Patrick winced. “I’m sorry, Liz–”
“So that’s three separate guys that have tossed me over for blondes and Lucky has the nerve to do it again!” Elizabeth stabbed another sugar packet repeatedly.
“Okay, Sparky, I think we’re going to take the weapons away from you now–” Patrick plucked the fork out of her grasp. “If it makes you feel any better, clearly they have no taste. I would never sleep with a stripper or a psycho rather than you.”
Elizabeth frowned. “Thanks. I think.” She exhaled slowly. “Anger is better. Anger is easier. This will teach me to brag about my wonderful marriage, huh?” she said darkly. “Just the other day in the locker room, with you and that stupid guest list. Boy, what an idiot this makes me.”
“This does not make you an idiot,” Patrick told her. “This makes Lucky an idiot.”
“I hope he gets shot again,” Elizabeth said. “And this time, it hits him right in the–”
“Okay, okay,” Patrick cut her off, not wanting the visual image. “Is there anything I can do? Do you need a place to stay?”
“I’m going home after work to get Cam’s things and then we’re going to my Gram’s,” Elizabeth sighed. “I don’t know what comes after that.”
“Well, here’s something. After the wedding, Robin and I are moving into her apartment until the baby is born but I haven’t put my condo up for sale or rent yet. I can sublet it to you until you know what you want to do.”
Elizabeth shook her head. “I could never afford the rent–”
“You don’t have to, I don’t actually need the money,” Patrick shrugged. “It’s close to the hospital, it’s in a decent neighborhood.”
She hesitated. “If you’re sure. Just…for a while.”
Patrick nodded. “Okay, so after wedding and I’m moved out, you can move in. It’s actually saving me the hassle of renting it or selling it.”
“Well, glad this situation works for someone,” Elizabeth sighed. She shook her head. “Okay, let’s talk about something different. For example, why Robin tried to give you your ring back.”
“Oh, I fixed that,” Patrick told her. “I told her I loved her and that’s why I asked her to marry me.”
Elizabeth stared at him for a long moment before shaking her head. “No, you didn’t. You would never say that.”
Patrick frowned. “Well, I didn’t say those exact words but Robin got the idea.”
“Yeah, this is going to end well,” Elizabeth sipped her coffee and grimaced. “There’s no sugar.”
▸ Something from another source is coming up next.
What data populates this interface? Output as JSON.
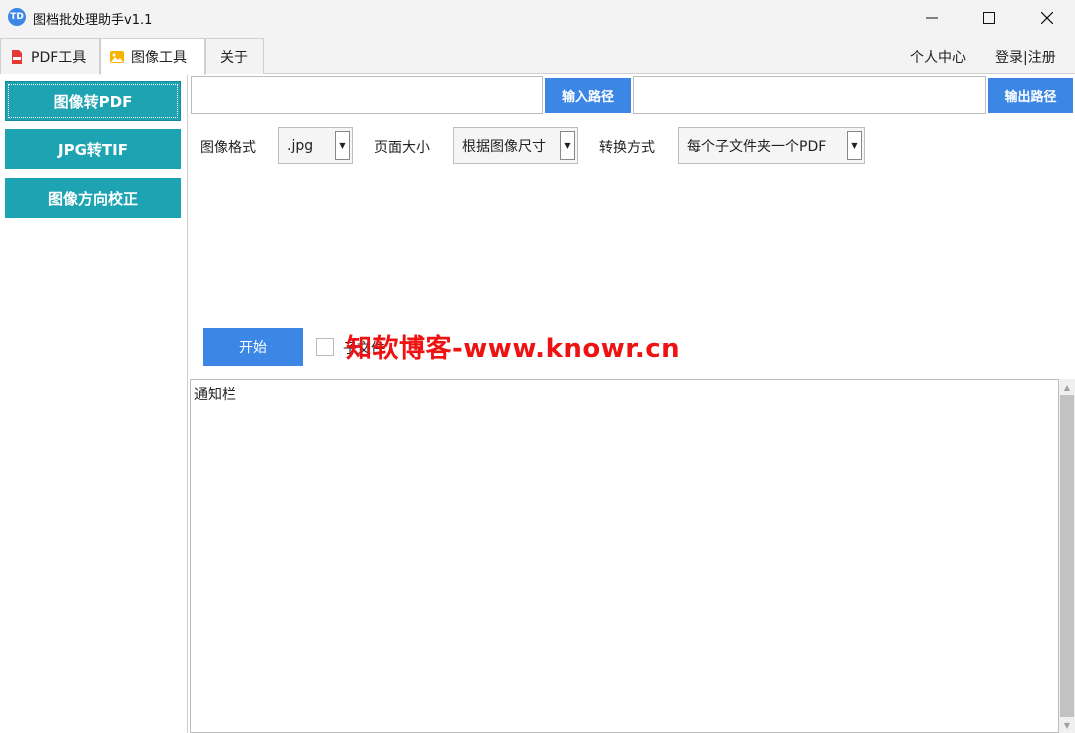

“Well, you killed them all with your trusty fork there, Sparky,” Patrick said dryly. “Those mean sugar packets won’t be bothering you again, I can tell you that.”